The Quintana Roo Congress modified several articles of the local penal code to allow the termination of pregnancy within the first 12 weeks without any criminal liability on Wednesday. The amendment, which was promoted by the ruling Morena party, was approved with 19 votes in favor, three against, and four abstentions.
Quintana Roo is the tenth state to enact similar legislation, following the lead of a Supreme Court decision in September 2021 that ruled that criminal prosecution of abortion was unconstitutional.
“Today, the call of Quintana Roo’s citizens has been answered, to guarantee sexual and reproductive rights,” said Morena congressman Humberto Aldana Navarro after the vote.
When the legislation was announced, the Feminist Network of Quintana Roo stated on Twitter: “The struggle is bearing fruit. We will insist on abortion being not only legal, but also safe and free.”
En #QuintanaRoo ¡YA ES LEY!
La lucha tiene frutos.
Insistiremos en que el aborto no solo sea legal, sino también SEGURO Y GRATUITO.
Trabajaremos para lograr EDUCACIÓN INTEGRAL DE LA SEXUALIDAD.
HAY MUCHO POR LUCHAR, PERO POR HOY FESTEJEMOS ESTE LOGRO!#AbortoLegalQRoo. pic.twitter.com/lQwq1kDWNs
— Red Feminista Quintanarroense (@RedFeministaQR) October 26, 2022
At the same time, pro-life groups held protests outside the local congressional building.
The National Human Rights Commission (CNDH) said that this decision helps “reduce stigmatization experienced by those who request the termination of a pregnancy, thereby recognizing women’s rights to reproductive autonomy.”

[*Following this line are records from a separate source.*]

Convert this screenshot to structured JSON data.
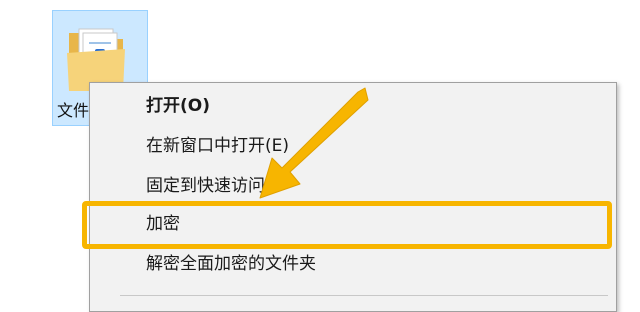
{
  "desktop": {
    "folder_label": "文件"
  },
  "context_menu": {
    "items": [
      {
        "label": "打开(O)"
      },
      {
        "label": "在新窗口中打开(E)"
      },
      {
        "label": "固定到快速访问"
      },
      {
        "label": "加密"
      },
      {
        "label": "解密全面加密的文件夹"
      }
    ]
  },
  "annotation": {
    "highlight_color": "#f7b500",
    "icon": "arrow-icon"
  }
}
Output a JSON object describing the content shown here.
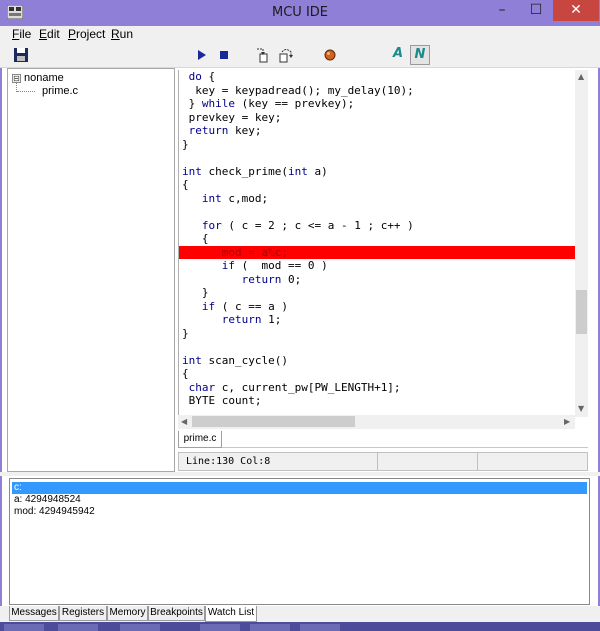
{
  "window": {
    "title": "MCU IDE",
    "minimize": "–",
    "maximize": "☐",
    "close": "✕"
  },
  "menu": [
    {
      "label": "File"
    },
    {
      "label": "Edit"
    },
    {
      "label": "Project"
    },
    {
      "label": "Run"
    }
  ],
  "toolbar": {
    "ansi_label": "A",
    "normal_label": "N"
  },
  "tree": {
    "root": "noname",
    "toggle": "⊟",
    "child": "prime.c"
  },
  "code_lines": [
    " do {",
    "  key = keypadread(); my_delay(10);",
    " } while (key == prevkey);",
    " prevkey = key;",
    " return key;",
    "}",
    "",
    "int check_prime(int a)",
    "{",
    "   int c,mod;",
    "",
    "   for ( c = 2 ; c <= a - 1 ; c++ )",
    "   {",
    "      mod = a%c;",
    "      if (  mod == 0 )",
    "         return 0;",
    "   }",
    "   if ( c == a )",
    "      return 1;",
    "}",
    "",
    "int scan_cycle()",
    "{",
    " char c, current_pw[PW_LENGTH+1];",
    " BYTE count;"
  ],
  "highlight_line_index": 13,
  "editor_tab": "prime.c",
  "status": {
    "position": "Line:130 Col:8",
    "cell2": "",
    "cell3": ""
  },
  "watch": [
    {
      "text": "c:",
      "selected": true
    },
    {
      "text": "a: 4294948524",
      "selected": false
    },
    {
      "text": "mod: 4294945942",
      "selected": false
    }
  ],
  "bottom_tabs": [
    {
      "label": "Messages",
      "active": false
    },
    {
      "label": "Registers",
      "active": false
    },
    {
      "label": "Memory",
      "active": false
    },
    {
      "label": "Breakpoints",
      "active": false
    },
    {
      "label": "Watch List",
      "active": true
    }
  ],
  "colors": {
    "titlebar": "#8f7fd6",
    "highlight": "#ff0000",
    "selection": "#3399ff",
    "keyword": "#00008b"
  }
}
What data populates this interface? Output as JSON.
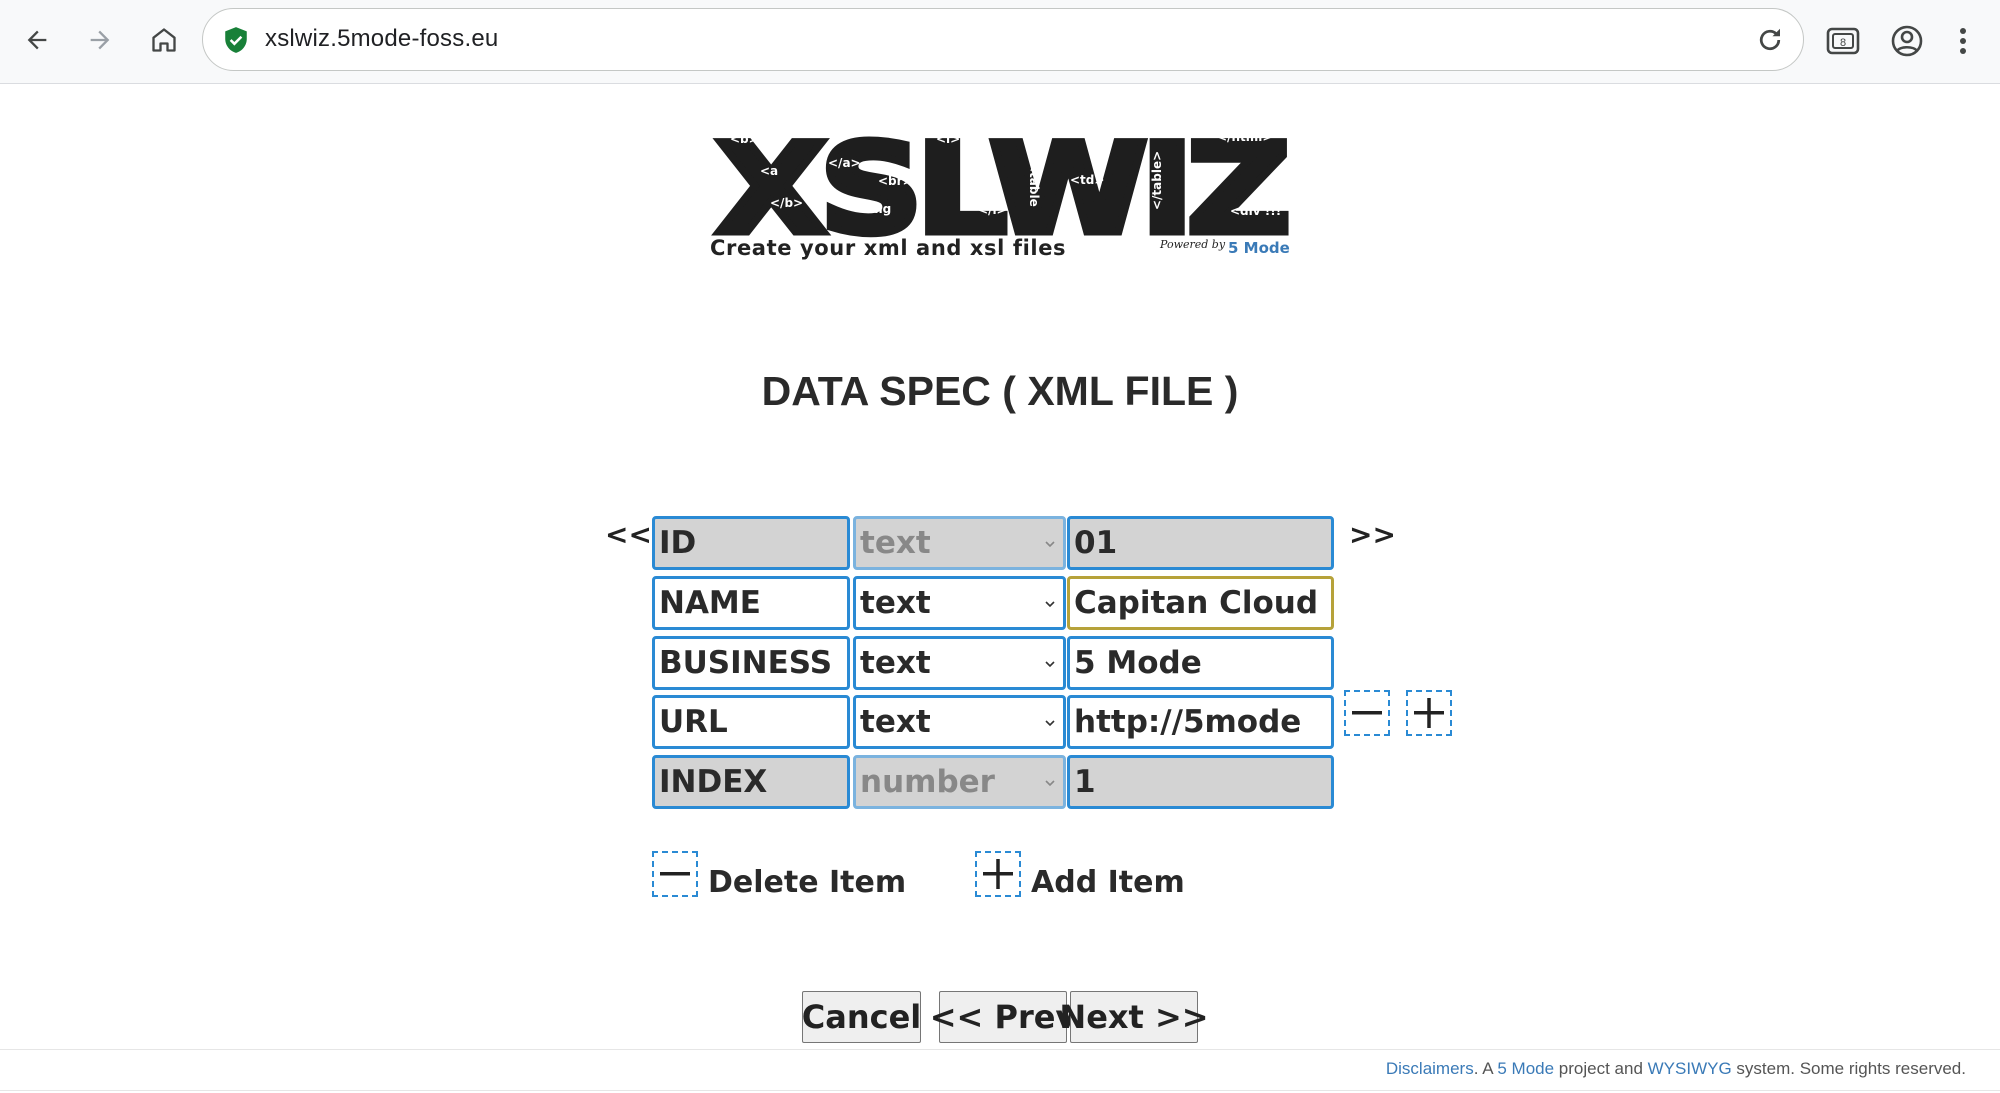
{
  "browser": {
    "url": "xslwiz.5mode-foss.eu",
    "tab_count": "8"
  },
  "logo": {
    "wordmark": "XSLWIZ",
    "tags": [
      "<b>",
      "<a",
      "</b>",
      "</a>",
      "<br>",
      "<img",
      "<i>",
      "</i>",
      "<table",
      "<td>",
      "</table>",
      "</html>",
      "<div !!!"
    ]
  },
  "tagline": "Create your xml and xsl files",
  "powered_by": "Powered by",
  "powered_brand": "5 Mode",
  "page_title": "DATA SPEC ( XML FILE )",
  "pager": {
    "prev": "<<",
    "next": ">>"
  },
  "fields": [
    {
      "name": "ID",
      "type": "text",
      "value": "01"
    },
    {
      "name": "NAME",
      "type": "text",
      "value": "Capitan Cloud"
    },
    {
      "name": "BUSINESS",
      "type": "text",
      "value": "5 Mode"
    },
    {
      "name": "URL",
      "type": "text",
      "value": "http://5mode"
    },
    {
      "name": "INDEX",
      "type": "number",
      "value": "1"
    }
  ],
  "items": {
    "delete_label": "Delete Item",
    "add_label": "Add Item"
  },
  "actions": {
    "cancel": "Cancel",
    "prev": "<< Prev",
    "next": "Next >>"
  },
  "footer": {
    "disclaimers": "Disclaimers",
    "sep1": ". A ",
    "brand": "5 Mode",
    "mid": " project and ",
    "wysiwyg": "WYSIWYG",
    "end": " system. Some rights reserved."
  },
  "colors": {
    "field_border": "#2a8ad4",
    "locked_bg": "#d3d3d3",
    "focus_border": "#b6a23a",
    "link": "#3a7ab7"
  }
}
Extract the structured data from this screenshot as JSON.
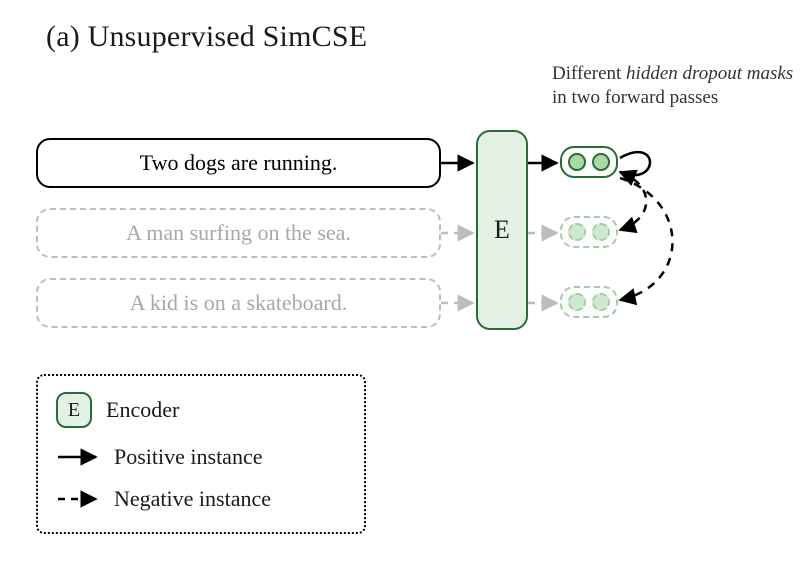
{
  "title": "(a) Unsupervised SimCSE",
  "caption": {
    "line1_plain": "Different ",
    "line1_em": "hidden dropout masks",
    "line2": "in two forward passes"
  },
  "sentences": {
    "s1": "Two dogs are running.",
    "s2": "A man surfing on the sea.",
    "s3": "A kid is on a skateboard."
  },
  "encoder_label": "E",
  "legend": {
    "encoder_icon": "E",
    "encoder_label": "Encoder",
    "positive_label": "Positive instance",
    "negative_label": "Negative instance"
  }
}
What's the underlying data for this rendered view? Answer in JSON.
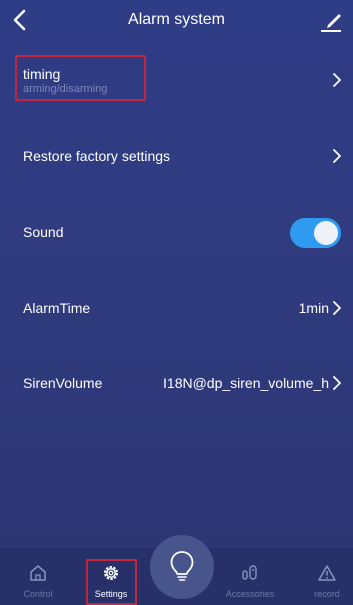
{
  "header": {
    "title": "Alarm system"
  },
  "rows": {
    "timing": {
      "title": "timing",
      "subtitle": "arming/disarming"
    },
    "restore": {
      "label": "Restore factory settings"
    },
    "sound": {
      "label": "Sound",
      "enabled": true
    },
    "alarm_time": {
      "label": "AlarmTime",
      "value": "1min"
    },
    "siren_volume": {
      "label": "SirenVolume",
      "value": "I18N@dp_siren_volume_h"
    }
  },
  "tabs": [
    {
      "label": "Control",
      "icon": "home-icon"
    },
    {
      "label": "Settings",
      "icon": "gear-icon",
      "active": true
    },
    {
      "label": "Accessories",
      "icon": "accessories-icon"
    },
    {
      "label": "record",
      "icon": "warning-icon"
    }
  ],
  "center_button": {
    "icon": "lightbulb-icon"
  },
  "colors": {
    "background": "#2f3d86",
    "toggle_on": "#2f9bf0",
    "highlight_border": "#c3253a",
    "subtitle": "#7c88b8"
  }
}
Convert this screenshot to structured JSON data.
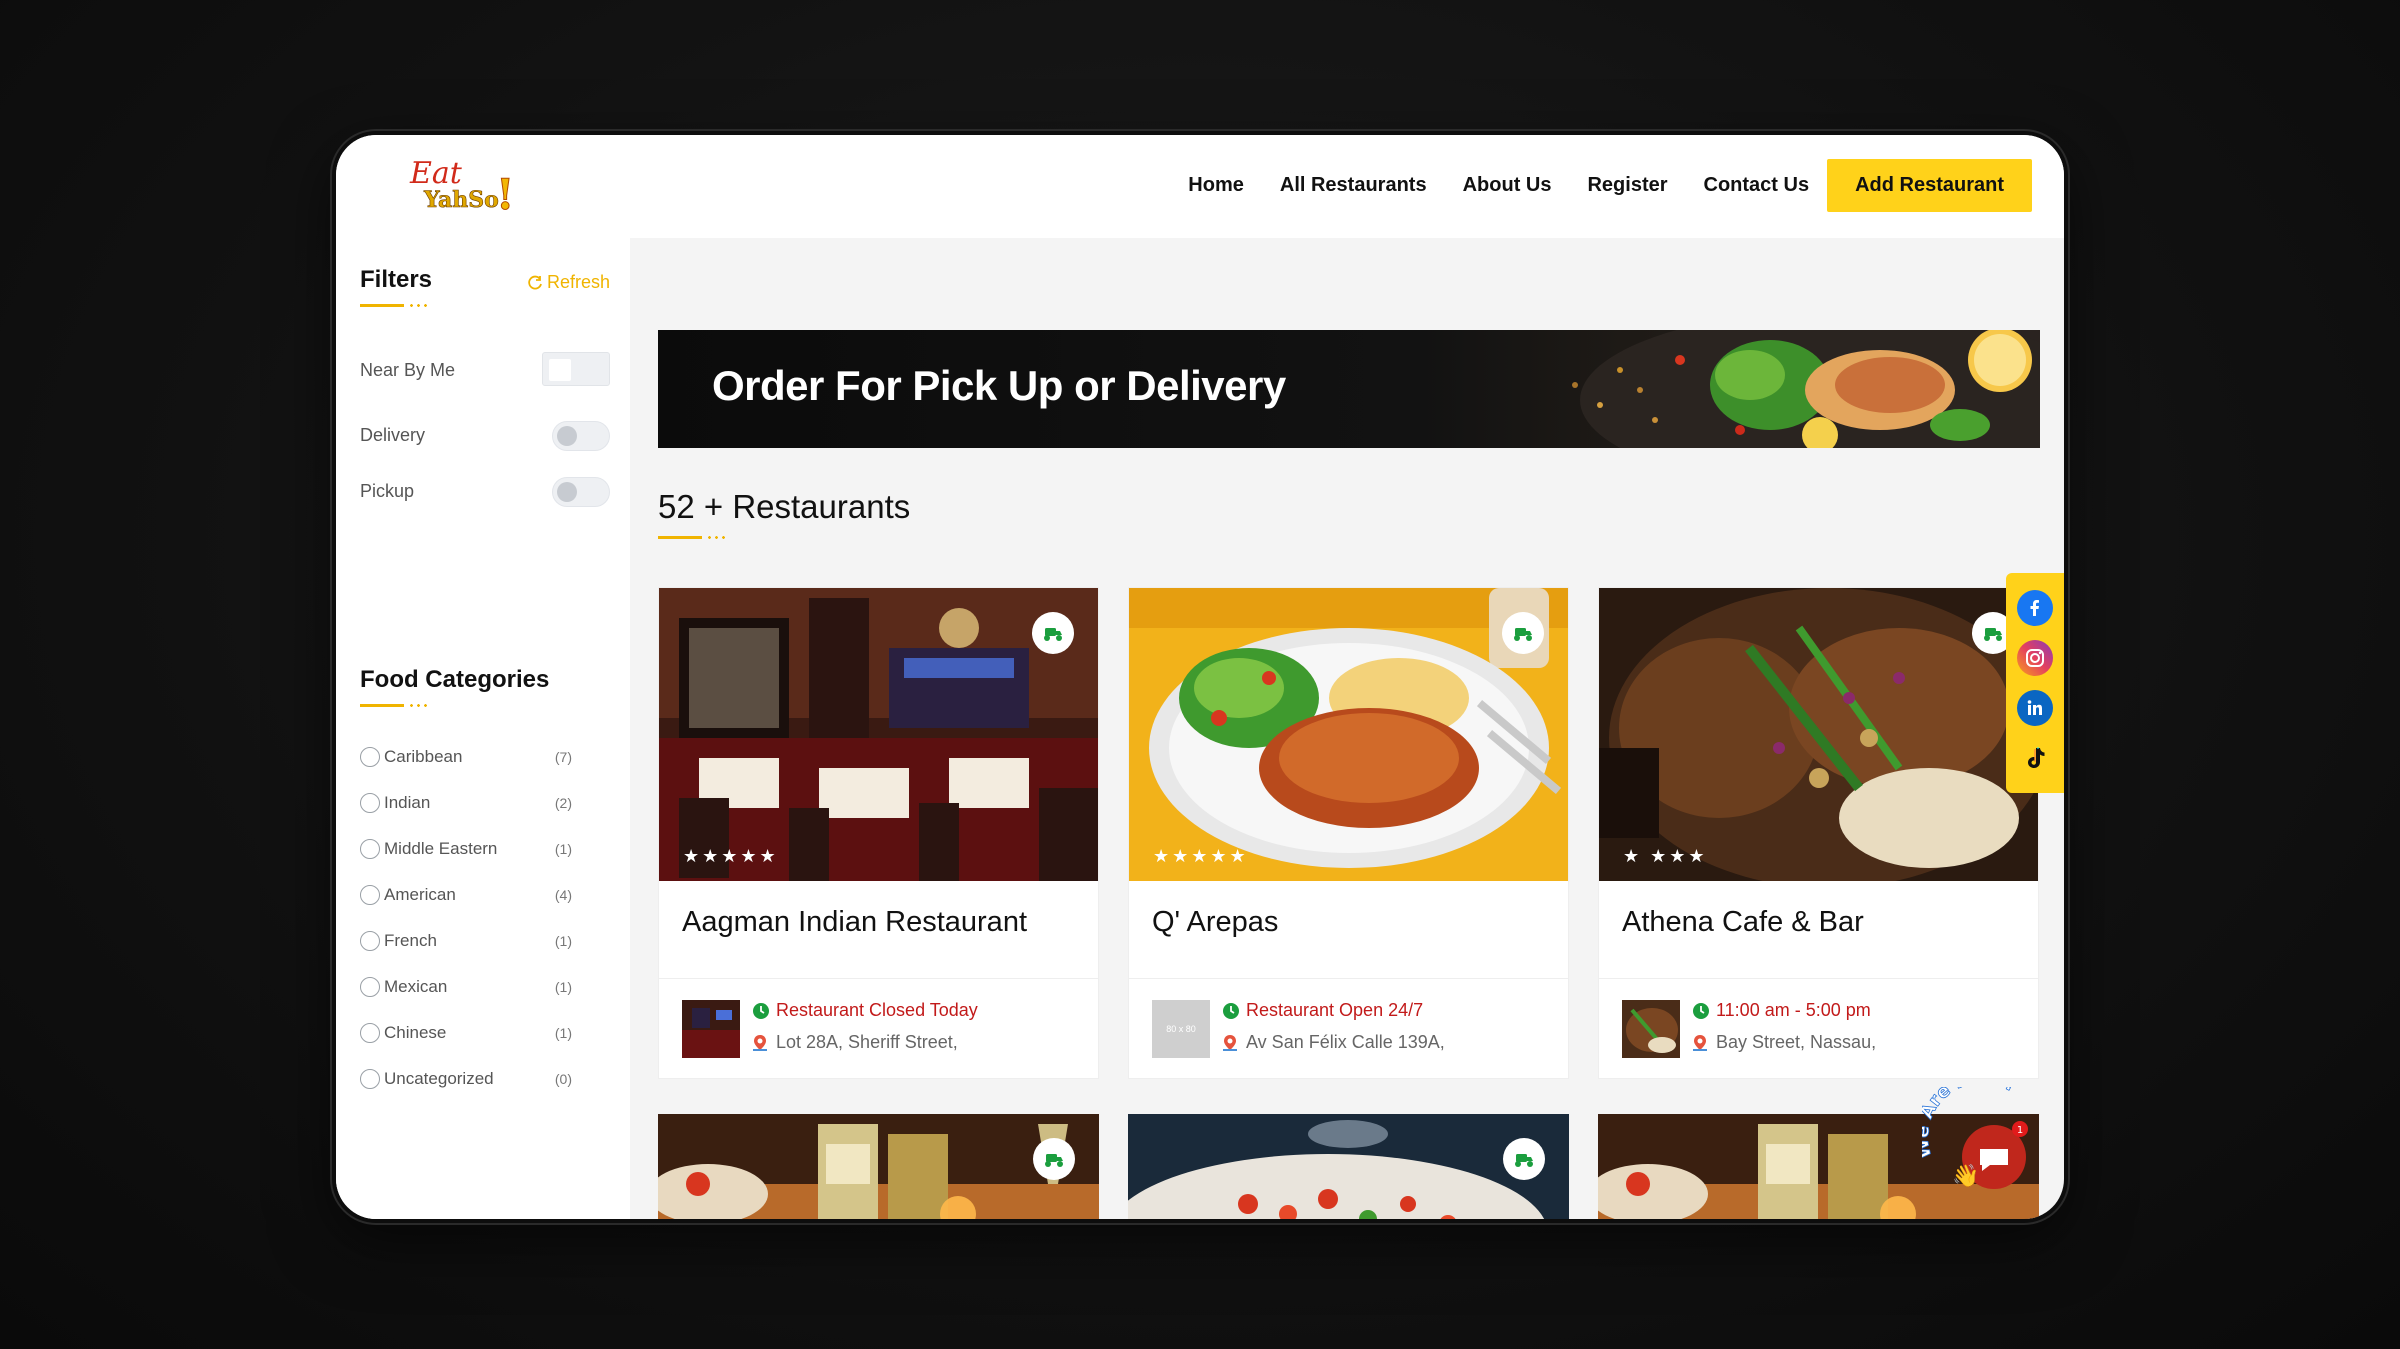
{
  "logo": {
    "line1": "Eat",
    "line2": "YahSo",
    "mark": "!"
  },
  "nav": {
    "items": [
      "Home",
      "All Restaurants",
      "About Us",
      "Register",
      "Contact Us"
    ],
    "cta": "Add Restaurant"
  },
  "filters": {
    "title": "Filters",
    "refresh": "Refresh",
    "near_by_me": "Near By Me",
    "delivery": "Delivery",
    "pickup": "Pickup"
  },
  "food_categories": {
    "title": "Food Categories",
    "items": [
      {
        "label": "Caribbean",
        "count": "(7)"
      },
      {
        "label": "Indian",
        "count": "(2)"
      },
      {
        "label": "Middle Eastern",
        "count": "(1)"
      },
      {
        "label": "American",
        "count": "(4)"
      },
      {
        "label": "French",
        "count": "(1)"
      },
      {
        "label": "Mexican",
        "count": "(1)"
      },
      {
        "label": "Chinese",
        "count": "(1)"
      },
      {
        "label": "Uncategorized",
        "count": "(0)"
      }
    ]
  },
  "banner": {
    "text": "Order For Pick Up or Delivery"
  },
  "restaurants_heading": "52 + Restaurants",
  "restaurants": [
    {
      "name": "Aagman Indian Restaurant",
      "status": "Restaurant Closed Today",
      "address": "Lot 28A, Sheriff Street,",
      "rating": 5
    },
    {
      "name": "Q' Arepas",
      "status": "Restaurant Open 24/7",
      "address": "Av San Félix Calle 139A,",
      "rating": 5,
      "thumb_text": "80 x 80"
    },
    {
      "name": "Athena Cafe & Bar",
      "status": "11:00 am - 5:00 pm",
      "address": "Bay Street, Nassau,",
      "rating": 4
    }
  ],
  "chat": {
    "badge": "1",
    "label": "We Are Here!"
  },
  "social": [
    "facebook-icon",
    "instagram-icon",
    "linkedin-icon",
    "tiktok-icon"
  ],
  "colors": {
    "accent": "#ffd21a",
    "accent_text": "#f0b400",
    "status_red": "#c21a1a",
    "clock_green": "#1b9e3e"
  }
}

Abortion is still regulated at a state level, and the nine other states that have modified their penal codes to comply with the court’s ruling include: Mexico City, Oaxaca, Hidalgo, Veracruz, Coahuila, Colima, Baja California, Sinaloa, Guerrero, and Baja California Sur.